  • Here's the best account I've seen so far on the usage of a Win7 upgrade license:

    http://blogs.zdnet.com/Bott/?p=1477&tag=col1;post-1477

    The Win7 upgrade installer does not use the license key from a qualifying older OS, apparently.

    Ed Bott also wrote an editorial that mirrors my feelings about how forthcoming Microsft has been about the Upgrade license requirements:

    http://blogs.zdnet.com/Bott/?p=1493&tag=col1;post-1493


    I'm not clear on what you're trying to end up with. It looks like you're trying to install Windows 7 on Computer A, and XP Pro on Computer B.

    If that is correct, the simplest thing for you to do at this point is to activate Computer B by telephone. You probably can do it through the automated system, without speaking to a Microsoft employee. This assumes that the XP Pro license is one that can be legally transferred to a differnt PC. (OEM license are not supposed to permit that. However, I've heard of people receiveing a fresh activation code after repairing the PC. The repair consisted of replacing all of the hardware.)

    Wednesday, October 28, 2009 4:54 PM
  • Thanks. I didn't think of telephone activation, so maybe I can get this sorted out.

    Actually, yes I think Microsoft DID deactivate the XP Pro key. I had it installed, activated, validated, and upgraded just fine, then yesterday it stopped accessing the Internet and home network, suddenly.

    Not their fault, as I am sure they thought I was trying to do something illegal such as run one copy of the same software on two computers. Which I did, but not intentionally. Sheesh. I have old purchased 95, XP Home Ed., and two of XP Pro. All bought and paid for. I was just trying to do this in a way that was easy for me. Serves me right, I guess.

    Anyway, I do appreciate your help, and I think I am going to phone Microsoft and see if they can fix this situation.
    Wednesday, October 28, 2009 5:22 PM
  • Thanks. I didn't think of telephone activation, so maybe I can get this sorted out.

    Actually, yes I think Microsoft DID deactivate the XP Pro key. I had it installed, activated, validated, and upgraded just fine, then yesterday it stopped accessing the Internet and home network, suddenly.

    Not their fault, as I am sure they thought I was trying to do something illegal such as run one copy of the same software on two computers. Which I did, but not intentionally. Sheesh. I have old purchased 95, XP Home Ed., and two of XP Pro. All bought and paid for. I was just trying to do this in a way that was easy for me. Serves me right, I guess.

    Anyway, I do appreciate your help, and I think I am going to phone Microsoft and see if they can fix this situation.

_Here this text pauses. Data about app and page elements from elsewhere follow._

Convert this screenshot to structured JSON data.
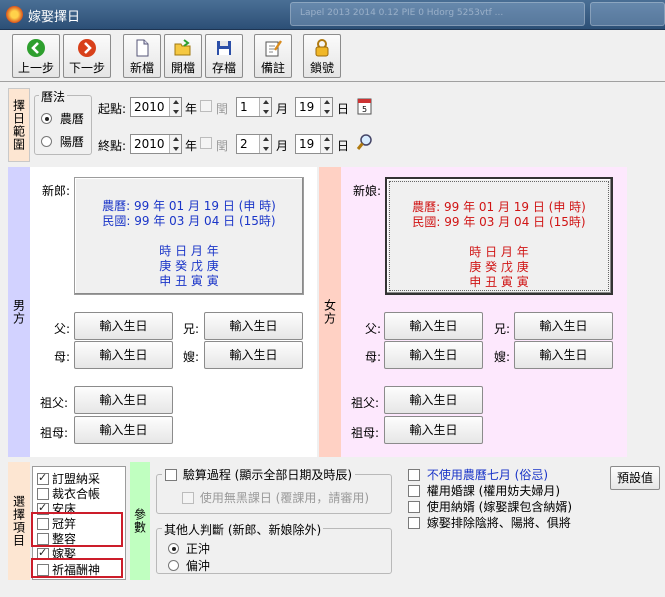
{
  "window": {
    "title": "嫁娶擇日",
    "background_hint": "Lapel 2013 2014 0.12 PIE  0 Hdorg 5253vtf ..."
  },
  "toolbar": {
    "prev": "上一步",
    "next": "下一步",
    "new": "新檔",
    "open": "開檔",
    "save": "存檔",
    "note": "備註",
    "lock": "鎖號"
  },
  "range": {
    "side_label": "擇日範圍",
    "calendar_group": "曆法",
    "lunar": "農曆",
    "solar": "陽曆",
    "start_label": "起點:",
    "end_label": "終點:",
    "start": {
      "year": "2010",
      "month": "1",
      "day": "19"
    },
    "end": {
      "year": "2010",
      "month": "2",
      "day": "19"
    },
    "year_unit": "年",
    "leap": "閏",
    "month_unit": "月",
    "day_unit": "日"
  },
  "male": {
    "side_label": "男方",
    "groom_label": "新郎:",
    "lunar_line": "農曆: 99 年 01 月 19 日 (申 時)",
    "roc_line": "民國: 99 年 03 月 04 日 (15時)",
    "pillar_head": "時 日 月 年",
    "pillar_stem": "庚 癸 戊 庚",
    "pillar_branch": "申 丑 寅 寅",
    "father": "父:",
    "mother": "母:",
    "brother": "兄:",
    "sister_in_law": "嫂:",
    "grandfather": "祖父:",
    "grandmother": "祖母:",
    "enter_birthday": "輸入生日"
  },
  "female": {
    "side_label": "女方",
    "bride_label": "新娘:",
    "lunar_line": "農曆: 99 年 01 月 19 日 (申 時)",
    "roc_line": "民國: 99 年 03 月 04 日 (15時)",
    "pillar_head": "時 日 月 年",
    "pillar_stem": "庚 癸 戊 庚",
    "pillar_branch": "申 丑 寅 寅",
    "father": "父:",
    "mother": "母:",
    "brother": "兄:",
    "sister_in_law": "嫂:",
    "grandfather": "祖父:",
    "grandmother": "祖母:",
    "enter_birthday": "輸入生日"
  },
  "select": {
    "side_label": "選擇項目",
    "items": [
      {
        "label": "訂盟納采",
        "checked": true
      },
      {
        "label": "裁衣合帳",
        "checked": false
      },
      {
        "label": "安床",
        "checked": true
      },
      {
        "label": "冠笄",
        "checked": false
      },
      {
        "label": "整容",
        "checked": false
      },
      {
        "label": "嫁娶",
        "checked": true
      },
      {
        "label": "祈福酬神",
        "checked": false
      }
    ]
  },
  "params": {
    "side_label": "參數",
    "verify_process": "驗算過程 (顯示全部日期及時辰)",
    "use_no_black": "使用無黑課日 (覆課用，請審用)",
    "others_group": "其他人判斷 (新郎、新娘除外)",
    "zheng_chong": "正沖",
    "pian_chong": "偏沖",
    "no_lunar_july": "不使用農曆七月 (俗忌)",
    "use_marriage": "權用婚課 (權用妨夫婦月)",
    "use_nazheng": "使用納婿 (嫁娶課包含納婿)",
    "exclude": "嫁娶排除陰將、陽將、俱將",
    "default_button": "預設值"
  }
}
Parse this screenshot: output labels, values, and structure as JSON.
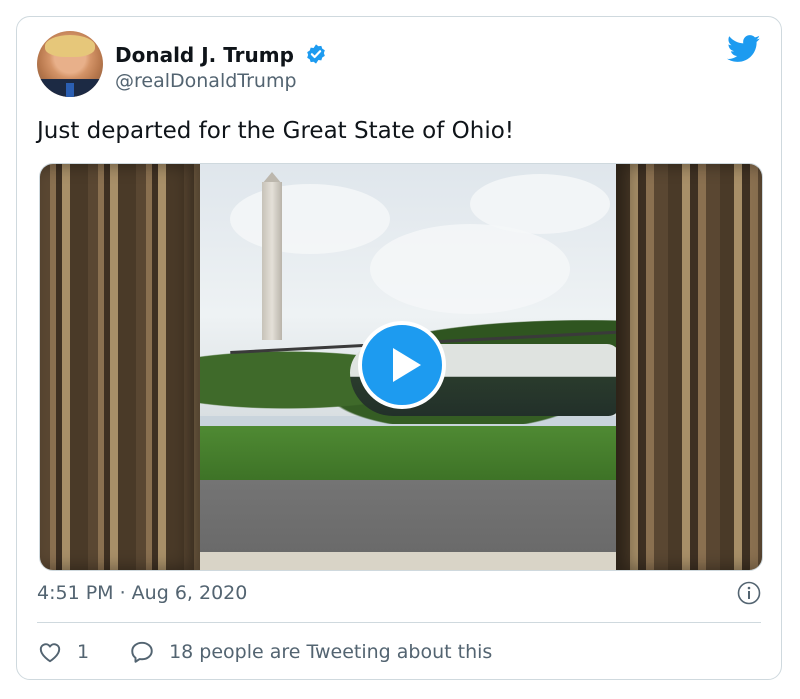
{
  "author": {
    "name": "Donald J. Trump",
    "handle": "@realDonaldTrump",
    "verified_icon": "verified-badge-icon",
    "avatar": "profile-avatar"
  },
  "brand": {
    "icon": "twitter-bird-icon",
    "color": "#1d9bf0"
  },
  "tweet": {
    "text": "Just departed for the Great State of Ohio!",
    "media": {
      "type": "video",
      "play_icon": "play-icon"
    },
    "timestamp": "4:51 PM · Aug 6, 2020"
  },
  "actions": {
    "like": {
      "icon": "heart-icon",
      "count": "1"
    },
    "conversation": {
      "icon": "speech-bubble-icon",
      "label": "18 people are Tweeting about this"
    },
    "info_icon": "info-icon"
  },
  "colors": {
    "text_primary": "#0f1419",
    "text_secondary": "#536471",
    "border": "#cfd9de",
    "accent": "#1d9bf0"
  }
}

    That sounds very strange. I've never heard of an existing activation being undone by Microsoft.

    WGA (Windows Genuine Advantage) can be invoked later, but it's not supposed to make the machine unusable - it's just supposed to nag.

    I suggest that you try activating by telephone before calling Microsoft support. I'd bet (maybe 5 cents) that you'll be able to activate by phone without dealing with a human.
    Wednesday, October 28, 2009 5:53 PM
  • Yeah, this does sound suspicious. Even with Microsoft does deactivate a key, they don't kill the machine. It just starts nagging you to activate again. You shouldn't have lost network connectivity. Also, when Microsoft does deactivate a key, you have 3 days before anything happens (other than warnings)

    I am beginning to suspect you may have another problem with this second system. Either a driver problem with the network card, or a bad configuration for the network. With a new install, viruses are unlikely; but there is a small chance it could be malware related.
    Wednesday, October 28, 2009 5:56 PM